When Elizabeth bore her child, the neighbors expected them to name him Zechariah after his father, but she insisted that he would be called John.  Not satisfied, they tried to get Zechariah to give them a sign (since he still could not speak).  He wrote on a tablet that “his name is John,” and immediately he could speak again – because then all that the angel of the Lord had said to him previously had come to pass.  Verses 65-66 indicate that the word of this miraculous birth and Zechariah’s change became famous very quickly.  Zechariah’s prophecy in verses 67-79 verify that the fulfillment of God’s promise to his people through Abraham – and the Messianic age – had indeed begun!

Side note: Excavations at Nazareth by archaeologists have located tombs, olive presses and other indications that it was a small agricultural community.  The most interesting discovery of the past few years is that of a first-century house there.  A very good article on this discovery can be found at this article at BiblePlaces.com.

Read or listen to audio of ESV version of this selection from this link.

/Bob’s boy
___________________
some images © V. Gilbert & Arlisle F. Beers

Please note: I did not design the reading plan that I am following in my blog.  All of my comments in this blog, however, are solely my responsibility.  When reading ANY commentary, you should ALWAYS refer first to the scripture, which is God’s unchanging and unfailing word.
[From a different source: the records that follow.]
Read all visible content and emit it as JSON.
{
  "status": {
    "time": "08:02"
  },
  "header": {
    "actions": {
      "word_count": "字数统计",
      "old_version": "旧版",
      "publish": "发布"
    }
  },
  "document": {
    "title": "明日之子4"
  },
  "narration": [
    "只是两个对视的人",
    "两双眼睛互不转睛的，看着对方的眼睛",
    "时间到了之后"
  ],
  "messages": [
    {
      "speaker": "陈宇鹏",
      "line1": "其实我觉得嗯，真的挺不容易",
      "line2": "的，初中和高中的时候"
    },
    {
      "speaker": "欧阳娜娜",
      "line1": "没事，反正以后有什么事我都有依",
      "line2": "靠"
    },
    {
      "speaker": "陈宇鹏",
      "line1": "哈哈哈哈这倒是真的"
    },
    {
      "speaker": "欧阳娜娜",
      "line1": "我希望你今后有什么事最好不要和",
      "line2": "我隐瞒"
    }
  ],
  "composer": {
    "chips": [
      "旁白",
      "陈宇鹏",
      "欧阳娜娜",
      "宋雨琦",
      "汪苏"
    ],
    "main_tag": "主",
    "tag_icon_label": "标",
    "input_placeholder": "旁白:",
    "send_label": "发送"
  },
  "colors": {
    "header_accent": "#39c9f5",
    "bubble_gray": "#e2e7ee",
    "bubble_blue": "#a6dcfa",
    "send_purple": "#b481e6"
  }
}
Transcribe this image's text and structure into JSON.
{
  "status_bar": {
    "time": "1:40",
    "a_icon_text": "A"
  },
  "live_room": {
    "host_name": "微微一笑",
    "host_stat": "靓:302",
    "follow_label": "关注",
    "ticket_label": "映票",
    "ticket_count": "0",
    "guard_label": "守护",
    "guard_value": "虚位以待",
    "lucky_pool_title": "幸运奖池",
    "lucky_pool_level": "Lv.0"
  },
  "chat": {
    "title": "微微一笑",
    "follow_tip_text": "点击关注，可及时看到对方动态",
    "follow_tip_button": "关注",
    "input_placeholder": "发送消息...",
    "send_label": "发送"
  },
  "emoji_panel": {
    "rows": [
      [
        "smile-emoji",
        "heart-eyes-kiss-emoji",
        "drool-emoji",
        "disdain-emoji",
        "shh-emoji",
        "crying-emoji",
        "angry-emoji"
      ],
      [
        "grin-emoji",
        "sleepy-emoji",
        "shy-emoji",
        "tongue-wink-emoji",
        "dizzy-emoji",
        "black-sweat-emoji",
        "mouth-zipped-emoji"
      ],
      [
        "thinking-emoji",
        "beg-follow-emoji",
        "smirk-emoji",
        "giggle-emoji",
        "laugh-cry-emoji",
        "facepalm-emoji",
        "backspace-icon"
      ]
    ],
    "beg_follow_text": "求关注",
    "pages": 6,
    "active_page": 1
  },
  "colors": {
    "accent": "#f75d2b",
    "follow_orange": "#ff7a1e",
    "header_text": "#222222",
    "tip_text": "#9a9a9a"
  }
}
Reading schedules, as well as a link to the site where you can get the reading plan that I’m currently following for yourself can be found on the “Bible Reading Schedules” page of my website at http://graceofourlord.com.  For questions and help, please see the “FAQ” and “Summaries” pages there.